[Exercise directions] When a line of the entries contains "United", please list that line.

[Input]
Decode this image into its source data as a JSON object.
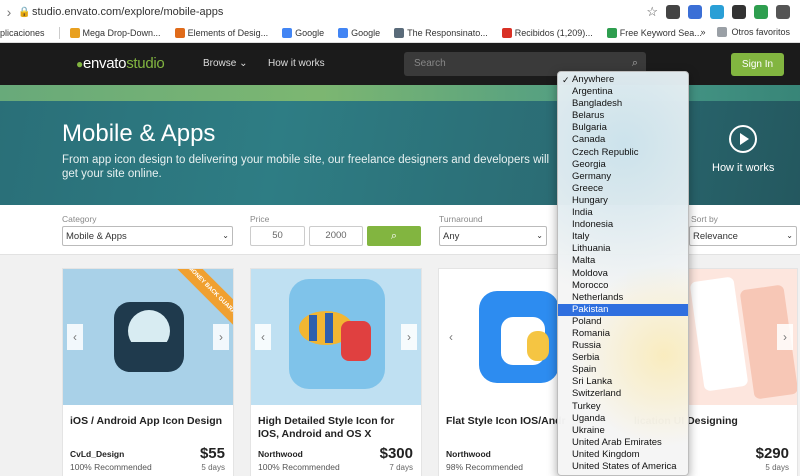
{
  "browser": {
    "url": "studio.envato.com/explore/mobile-apps",
    "bookmarks": [
      {
        "label": "plicaciones",
        "color": "#4285f4"
      },
      {
        "label": "Mega Drop-Down...",
        "color": "#e8a020"
      },
      {
        "label": "Elements of Desig...",
        "color": "#e06b1a"
      },
      {
        "label": "Google",
        "color": "#4285f4"
      },
      {
        "label": "Google",
        "color": "#4285f4"
      },
      {
        "label": "The Responsinato...",
        "color": "#5a6b7a"
      },
      {
        "label": "Recibidos (1,209)...",
        "color": "#d93025"
      },
      {
        "label": "Free Keyword Sea...",
        "color": "#2e9e4f"
      }
    ],
    "more_bookmarks": "»",
    "other_favorites": "Otros favoritos"
  },
  "nav": {
    "logo_main": "envato",
    "logo_sub": "studio",
    "browse": "Browse",
    "how_it_works": "How it works",
    "search_placeholder": "Search",
    "sign_in": "Sign In"
  },
  "hero": {
    "title": "Mobile & Apps",
    "subtitle": "From app icon design to delivering your mobile site, our freelance designers and developers will get your site online.",
    "how_it_works": "How it works"
  },
  "filters": {
    "category_label": "Category",
    "category_value": "Mobile & Apps",
    "price_label": "Price",
    "price_min": "50",
    "price_max": "2000",
    "turnaround_label": "Turnaround",
    "turnaround_value": "Any",
    "sort_label": "Sort by",
    "sort_value": "Relevance"
  },
  "cards": [
    {
      "title": "iOS / Android App Icon Design",
      "author": "CvLd_Design",
      "recommended": "100% Recommended",
      "price": "$55",
      "days": "5 days",
      "ribbon": "100% MONEY BACK GUARANTEE"
    },
    {
      "title": "High Detailed Style Icon for IOS, Android and OS X",
      "author": "Northwood",
      "recommended": "100% Recommended",
      "price": "$300",
      "days": "7 days"
    },
    {
      "title": "Flat Style Icon IOS/Andr",
      "author": "Northwood",
      "recommended": "98% Recommended",
      "price": "",
      "days": ""
    },
    {
      "title": "lication UI Designing",
      "author": "",
      "recommended": "ommended",
      "price": "$290",
      "days": "5 days"
    }
  ],
  "dropdown": {
    "selected": "Pakistan",
    "checked": "Anywhere",
    "options": [
      "Anywhere",
      "Argentina",
      "Bangladesh",
      "Belarus",
      "Bulgaria",
      "Canada",
      "Czech Republic",
      "Georgia",
      "Germany",
      "Greece",
      "Hungary",
      "India",
      "Indonesia",
      "Italy",
      "Lithuania",
      "Malta",
      "Moldova",
      "Morocco",
      "Netherlands",
      "Pakistan",
      "Poland",
      "Romania",
      "Russia",
      "Serbia",
      "Spain",
      "Sri Lanka",
      "Switzerland",
      "Turkey",
      "Uganda",
      "Ukraine",
      "United Arab Emirates",
      "United Kingdom",
      "United States of America"
    ]
  }
}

[Solved exercise]
      "United Arab Emirates",
      "United Kingdom",
      "United States of America"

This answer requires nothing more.